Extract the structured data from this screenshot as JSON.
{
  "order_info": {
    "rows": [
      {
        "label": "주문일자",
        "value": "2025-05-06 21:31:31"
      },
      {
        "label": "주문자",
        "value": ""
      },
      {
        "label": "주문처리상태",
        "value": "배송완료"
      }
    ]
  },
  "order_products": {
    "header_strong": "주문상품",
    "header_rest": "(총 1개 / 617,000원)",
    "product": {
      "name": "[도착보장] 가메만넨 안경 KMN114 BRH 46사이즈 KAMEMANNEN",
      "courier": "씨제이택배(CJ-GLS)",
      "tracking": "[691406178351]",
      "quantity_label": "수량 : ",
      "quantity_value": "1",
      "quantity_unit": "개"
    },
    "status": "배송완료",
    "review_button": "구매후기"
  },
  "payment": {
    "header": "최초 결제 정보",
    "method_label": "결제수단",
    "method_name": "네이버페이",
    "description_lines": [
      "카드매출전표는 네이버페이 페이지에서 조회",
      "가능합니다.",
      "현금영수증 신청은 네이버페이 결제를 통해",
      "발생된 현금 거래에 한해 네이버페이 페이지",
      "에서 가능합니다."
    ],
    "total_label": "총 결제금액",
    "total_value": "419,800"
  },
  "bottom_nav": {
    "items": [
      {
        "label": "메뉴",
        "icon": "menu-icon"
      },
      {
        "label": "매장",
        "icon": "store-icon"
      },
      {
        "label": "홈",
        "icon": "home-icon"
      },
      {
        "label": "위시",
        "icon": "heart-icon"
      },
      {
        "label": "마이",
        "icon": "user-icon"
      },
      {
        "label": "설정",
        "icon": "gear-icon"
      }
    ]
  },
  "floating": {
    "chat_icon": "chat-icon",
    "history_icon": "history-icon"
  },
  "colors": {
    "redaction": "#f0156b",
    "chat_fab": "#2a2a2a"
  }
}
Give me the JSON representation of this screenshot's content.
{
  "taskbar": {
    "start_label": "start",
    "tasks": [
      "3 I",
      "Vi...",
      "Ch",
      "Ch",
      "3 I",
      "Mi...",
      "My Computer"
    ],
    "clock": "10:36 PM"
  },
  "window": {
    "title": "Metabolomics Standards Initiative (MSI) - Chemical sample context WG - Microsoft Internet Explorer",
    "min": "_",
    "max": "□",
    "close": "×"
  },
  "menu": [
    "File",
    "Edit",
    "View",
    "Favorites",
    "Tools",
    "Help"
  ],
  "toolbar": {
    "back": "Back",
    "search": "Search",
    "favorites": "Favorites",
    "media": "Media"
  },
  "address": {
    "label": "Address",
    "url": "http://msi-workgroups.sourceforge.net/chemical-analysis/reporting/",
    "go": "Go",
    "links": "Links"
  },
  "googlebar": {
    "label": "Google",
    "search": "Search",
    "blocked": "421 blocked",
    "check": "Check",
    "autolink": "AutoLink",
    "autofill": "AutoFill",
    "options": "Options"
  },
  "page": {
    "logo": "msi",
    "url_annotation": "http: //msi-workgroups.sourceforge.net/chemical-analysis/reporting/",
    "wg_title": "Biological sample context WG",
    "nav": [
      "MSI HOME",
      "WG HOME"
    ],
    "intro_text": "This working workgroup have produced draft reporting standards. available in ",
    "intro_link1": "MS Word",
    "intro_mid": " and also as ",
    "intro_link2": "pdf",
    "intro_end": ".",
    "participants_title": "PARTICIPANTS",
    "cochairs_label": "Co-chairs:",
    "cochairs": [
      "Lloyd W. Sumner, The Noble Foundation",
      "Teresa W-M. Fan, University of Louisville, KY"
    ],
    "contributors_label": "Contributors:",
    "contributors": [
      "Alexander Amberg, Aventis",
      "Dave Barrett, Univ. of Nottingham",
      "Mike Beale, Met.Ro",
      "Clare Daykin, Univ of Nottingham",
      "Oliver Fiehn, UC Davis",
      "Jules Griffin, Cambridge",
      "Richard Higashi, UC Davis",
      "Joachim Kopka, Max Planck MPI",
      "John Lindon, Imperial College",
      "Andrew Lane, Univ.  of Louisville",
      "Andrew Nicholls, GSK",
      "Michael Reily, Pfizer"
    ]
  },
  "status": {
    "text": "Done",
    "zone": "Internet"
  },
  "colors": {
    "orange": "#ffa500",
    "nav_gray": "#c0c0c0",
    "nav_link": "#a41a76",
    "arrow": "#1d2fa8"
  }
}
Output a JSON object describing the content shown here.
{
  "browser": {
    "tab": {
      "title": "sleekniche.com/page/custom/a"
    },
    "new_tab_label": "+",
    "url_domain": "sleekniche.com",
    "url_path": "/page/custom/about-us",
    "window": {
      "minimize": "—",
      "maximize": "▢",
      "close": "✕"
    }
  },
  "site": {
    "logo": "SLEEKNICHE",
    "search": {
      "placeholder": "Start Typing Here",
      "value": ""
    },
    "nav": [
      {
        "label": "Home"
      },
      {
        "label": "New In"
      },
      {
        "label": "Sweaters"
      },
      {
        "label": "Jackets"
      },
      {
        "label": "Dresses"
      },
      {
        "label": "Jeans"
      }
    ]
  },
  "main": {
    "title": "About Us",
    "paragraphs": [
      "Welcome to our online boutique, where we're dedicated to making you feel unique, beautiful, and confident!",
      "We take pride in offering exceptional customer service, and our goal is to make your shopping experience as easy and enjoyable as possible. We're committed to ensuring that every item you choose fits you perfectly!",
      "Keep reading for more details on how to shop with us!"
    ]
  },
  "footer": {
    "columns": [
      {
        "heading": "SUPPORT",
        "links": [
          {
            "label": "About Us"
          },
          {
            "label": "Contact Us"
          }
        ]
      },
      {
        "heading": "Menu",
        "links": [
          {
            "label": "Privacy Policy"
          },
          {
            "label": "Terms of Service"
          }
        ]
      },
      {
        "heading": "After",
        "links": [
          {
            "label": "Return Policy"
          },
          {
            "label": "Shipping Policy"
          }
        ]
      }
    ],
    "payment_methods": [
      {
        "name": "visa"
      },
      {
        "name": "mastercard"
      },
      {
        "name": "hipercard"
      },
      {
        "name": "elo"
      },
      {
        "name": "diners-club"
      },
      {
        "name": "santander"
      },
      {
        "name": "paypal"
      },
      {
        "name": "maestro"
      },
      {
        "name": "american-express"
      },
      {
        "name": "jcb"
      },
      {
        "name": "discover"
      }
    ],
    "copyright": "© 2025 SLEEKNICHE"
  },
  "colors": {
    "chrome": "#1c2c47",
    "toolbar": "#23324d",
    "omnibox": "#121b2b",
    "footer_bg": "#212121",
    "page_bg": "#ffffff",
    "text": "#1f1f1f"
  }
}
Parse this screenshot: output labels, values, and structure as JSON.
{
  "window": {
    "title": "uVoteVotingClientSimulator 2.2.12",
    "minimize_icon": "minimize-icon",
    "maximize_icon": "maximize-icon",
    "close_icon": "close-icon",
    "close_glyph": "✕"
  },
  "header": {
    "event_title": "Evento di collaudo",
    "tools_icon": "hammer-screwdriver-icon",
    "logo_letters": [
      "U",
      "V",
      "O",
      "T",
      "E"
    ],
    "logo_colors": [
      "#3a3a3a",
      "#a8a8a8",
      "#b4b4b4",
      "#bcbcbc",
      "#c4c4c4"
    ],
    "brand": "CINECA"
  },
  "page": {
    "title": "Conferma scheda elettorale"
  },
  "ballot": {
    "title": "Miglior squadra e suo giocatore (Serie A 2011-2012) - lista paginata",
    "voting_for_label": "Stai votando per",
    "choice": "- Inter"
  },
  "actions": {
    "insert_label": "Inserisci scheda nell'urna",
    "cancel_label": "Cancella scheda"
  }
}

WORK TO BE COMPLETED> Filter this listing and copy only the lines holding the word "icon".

SOLUTION TO THIS PROBLEM>
        "icon": "menu-icon"
        "icon": "store-icon"
        "icon": "home-icon"
        "icon": "heart-icon"
        "icon": "user-icon"
        "icon": "gear-icon"
    "chat_icon": "chat-icon",
    "history_icon": "history-icon"
    "minimize_icon": "minimize-icon",
    "maximize_icon": "maximize-icon",
    "close_icon": "close-icon",
    "tools_icon": "hammer-screwdriver-icon",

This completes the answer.